DATA TO PROCESS>
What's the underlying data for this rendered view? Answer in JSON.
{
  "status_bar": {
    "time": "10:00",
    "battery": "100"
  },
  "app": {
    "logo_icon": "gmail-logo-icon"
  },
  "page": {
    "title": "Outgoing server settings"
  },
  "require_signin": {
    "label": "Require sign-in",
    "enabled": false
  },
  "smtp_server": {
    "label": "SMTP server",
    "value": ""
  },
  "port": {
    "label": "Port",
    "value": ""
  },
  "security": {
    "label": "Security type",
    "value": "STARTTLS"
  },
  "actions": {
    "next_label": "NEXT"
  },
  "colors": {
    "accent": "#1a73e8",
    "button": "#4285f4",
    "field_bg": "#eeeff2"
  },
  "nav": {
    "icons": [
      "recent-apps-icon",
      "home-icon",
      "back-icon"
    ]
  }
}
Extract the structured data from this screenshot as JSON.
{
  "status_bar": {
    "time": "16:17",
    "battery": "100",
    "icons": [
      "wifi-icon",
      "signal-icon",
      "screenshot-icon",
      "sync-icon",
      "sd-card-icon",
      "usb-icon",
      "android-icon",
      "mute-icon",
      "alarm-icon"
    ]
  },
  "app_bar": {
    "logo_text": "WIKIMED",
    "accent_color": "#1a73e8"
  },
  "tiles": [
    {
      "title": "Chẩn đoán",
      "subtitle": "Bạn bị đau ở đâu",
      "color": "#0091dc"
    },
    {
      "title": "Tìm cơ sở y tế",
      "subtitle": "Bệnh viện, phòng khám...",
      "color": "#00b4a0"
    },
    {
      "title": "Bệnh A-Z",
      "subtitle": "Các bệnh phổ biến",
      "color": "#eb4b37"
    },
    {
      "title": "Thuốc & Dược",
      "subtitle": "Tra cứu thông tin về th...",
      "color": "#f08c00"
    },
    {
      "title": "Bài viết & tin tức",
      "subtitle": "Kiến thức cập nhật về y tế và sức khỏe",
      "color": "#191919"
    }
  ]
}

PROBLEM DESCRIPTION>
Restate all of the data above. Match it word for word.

ANSWER SECTION>
What's the underlying data for this rendered view? Answer in JSON.
{
  "status_bar": {
    "time": "10:00",
    "battery": "100"
  },
  "app": {
    "logo_icon": "gmail-logo-icon"
  },
  "page": {
    "title": "Outgoing server settings"
  },
  "require_signin": {
    "label": "Require sign-in",
    "enabled": false
  },
  "smtp_server": {
    "label": "SMTP server",
    "value": ""
  },
  "port": {
    "label": "Port",
    "value": ""
  },
  "security": {
    "label": "Security type",
    "value": "STARTTLS"
  },
  "actions": {
    "next_label": "NEXT"
  },
  "colors": {
    "accent": "#1a73e8",
    "button": "#4285f4",
    "field_bg": "#eeeff2"
  },
  "nav": {
    "icons": [
      "recent-apps-icon",
      "home-icon",
      "back-icon"
    ]
  }
}
Extract the structured data from this screenshot as JSON.
{
  "status_bar": {
    "time": "16:17",
    "battery": "100",
    "icons": [
      "wifi-icon",
      "signal-icon",
      "screenshot-icon",
      "sync-icon",
      "sd-card-icon",
      "usb-icon",
      "android-icon",
      "mute-icon",
      "alarm-icon"
    ]
  },
  "app_bar": {
    "logo_text": "WIKIMED",
    "accent_color": "#1a73e8"
  },
  "tiles": [
    {
      "title": "Chẩn đoán",
      "subtitle": "Bạn bị đau ở đâu",
      "color": "#0091dc"
    },
    {
      "title": "Tìm cơ sở y tế",
      "subtitle": "Bệnh viện, phòng khám...",
      "color": "#00b4a0"
    },
    {
      "title": "Bệnh A-Z",
      "subtitle": "Các bệnh phổ biến",
      "color": "#eb4b37"
    },
    {
      "title": "Thuốc & Dược",
      "subtitle": "Tra cứu thông tin về th...",
      "color": "#f08c00"
    },
    {
      "title": "Bài viết & tin tức",
      "subtitle": "Kiến thức cập nhật về y tế và sức khỏe",
      "color": "#191919"
    }
  ]
}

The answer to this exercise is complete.